In mid-August during a sweltering heat wave in southern California, a group of workers walked out of an Amazon air freight hub in San Bernardino, California. Demands included higher pay and better protection from the heat, which was hitting triple digits.
Walkout organizers say about 160 people participated in the walkout, while Amazon told media outlets that it was 74 employees. The workers are organizing under the umbrella of IE Amazon Workers United, part of a movement nationwide that’s seen Amazon workers file for union representation. The first Amazon facility to vote in favor of forming a union was in Staten Island this past April.
The Amazon Air Freight Fulfillment Center, also known as KSBD, opened in April 2021 in California’s Inland Empire.
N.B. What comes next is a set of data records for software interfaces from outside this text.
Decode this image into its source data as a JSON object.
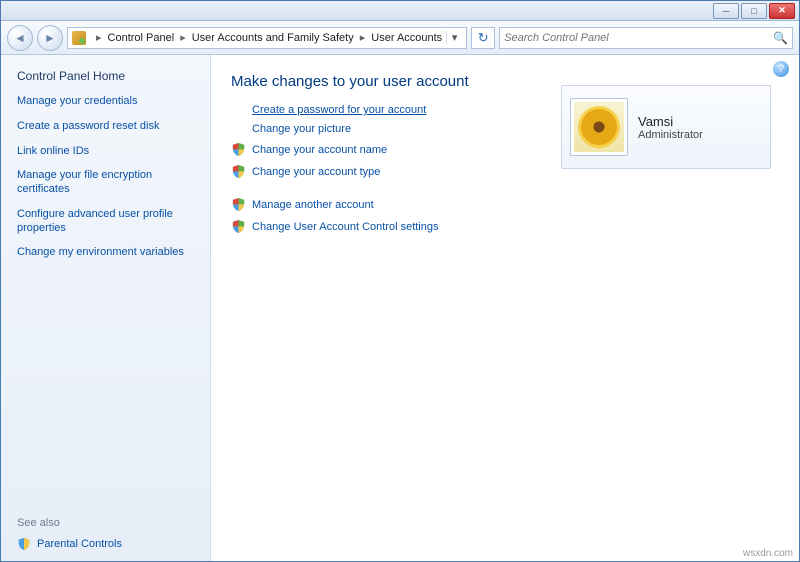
{
  "breadcrumb": {
    "items": [
      "Control Panel",
      "User Accounts and Family Safety",
      "User Accounts"
    ]
  },
  "search": {
    "placeholder": "Search Control Panel"
  },
  "sidebar": {
    "home": "Control Panel Home",
    "tasks": [
      "Manage your credentials",
      "Create a password reset disk",
      "Link online IDs",
      "Manage your file encryption certificates",
      "Configure advanced user profile properties",
      "Change my environment variables"
    ],
    "seealso_label": "See also",
    "parental": "Parental Controls"
  },
  "content": {
    "heading": "Make changes to your user account",
    "group1": [
      {
        "label": "Create a password for your account",
        "shield": false,
        "highlight": true
      },
      {
        "label": "Change your picture",
        "shield": false,
        "highlight": false
      },
      {
        "label": "Change your account name",
        "shield": true,
        "highlight": false
      },
      {
        "label": "Change your account type",
        "shield": true,
        "highlight": false
      }
    ],
    "group2": [
      {
        "label": "Manage another account",
        "shield": true
      },
      {
        "label": "Change User Account Control settings",
        "shield": true
      }
    ]
  },
  "user": {
    "name": "Vamsi",
    "role": "Administrator"
  },
  "watermark": "wsxdn.com"
}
Workers at the 24-hour facility operate at least 14 flights a day in and out, and are responsible for landing planes, unloading them and sorting the cargo.
But one month since the organizing action made headlines, one employee told Modern Retail that heat protections have kicked in. However, staff are still waiting to hear about their request for a pay increase from the $17 starting wage to $22 an hour.
In the latest edition of our Confessions series, in which we offer anonymity in exchange for candor, Modern Retail spoke with a worker about what’s changed since the walkout and the hope for higher pay. They said they were motivated to participate in the organizing of their workplace because they wanted to create better conditions for themselves and their colleagues.
“I was really concerned about not only my health but the health of my other associates,” this worker said.
In August, Southern California saw historic heat waves, with Accuweather showing multiple days above 100 degrees. However, Amazon told CNBC at the time of the walkout that the highest recorded temperature in the facility was 77 degrees.
Amazon spokesperson Paul Flaningan told told Modern Retail in a written statement that the company “[hears] the opinions of our employees inside our business, we also respect their right to make their opinions known externally.” The statement went on: “We are proud to provide full-time employees at our San Bernardino Air Hub and throughout the region a minimum starting wage of $17 an hour. Depending on their shift, our full-time employees can earn up to $19.25 an hour and receive industry-leading benefits including health care from day one, 401(k) with 50% company match, and up to 20 weeks paid parental leave. While we’re always listening and looking at ways to improve, we remain proud of the competitive pay, comprehensive benefits, and engaging, safe work experience we provide our teams in the region.”
This conversation has been edited for length and clarity.
What’s a typical day like at the air hub for you during your 10-hour shift?
It varies day to day. But most of the time I’m in what they call a critical role — it’s anyone who is licensed to drive [ground support equipment]. I’m also a pushback operator, which pushes the plane out to the taxiway for them to take off. Sometimes I marshal the planes into the gate. Sometimes I’m on the main deck loading the plane and offloading the plane. Sometimes I’m on the lower deck, marshaling ground support equipment to the K-loader, which is a piece of equipment that has an elevator on it.
Half the shift you’re doing one thing, and then the other shift you’re doing another.
What are some of the conditions that led you to participate in the walkout?
Better pay, a safe working environment and no retaliation. Especially with these heat waves we just had, I was really concerned about not only my health but the health of my other associates. And I know three associates that suffered heart illness, which wasn’t very safe. So we spoke up about it.
We all got together and went to our general manager and presented to him some OSHA requirements when it comes to heat. Once it reaches a certain degree, certain temperature, they are required to give us heat breaks.
After [the walkout] they started doing the heat breaks, making sure that folks had electrolytes. They put fans in on the caster deck, that’s where we take the containers after they come off the plane. And there’s workers inside that need those fans because it’s hot when they’re unloading and putting them on the conveyor belt.
They made changes and we held them accountable for it too, because there were a couple of times they were blowing past, you know, the required time that we needed to take a break. So we held them accountable for that.
Have you heard any response about the push for a $5 per hour wage increase?
There hasn’t been any response to that. But there is talk that they’re going to do a wage review next month, and that they’re going to implement it next month, but I’m not sure how true that is.
What would it mean to you personally to get a $5 wage increase?
It will help me with paying my rent, in getting gas for the car, getting groceries. The cost of living here in the Inland Empire is very high.
When inflation and all that rises, they need to keep in step with cost-of-living increases. If the cost of living is going up, they need to increase wages.
You’ve mentioned retaliation. What are you concerned about happening?
I’m concerned about being targeted, picking out any little thing that I did, like: “He can get terminated because of this.” Because it’s any little thing. So I am a little concerned for everyone involved. But if it’s going to change something, you know what, I’m down for it.
If it brings about change, a comfortable wage, a safe work environment — if it brings about that — it’s worth it.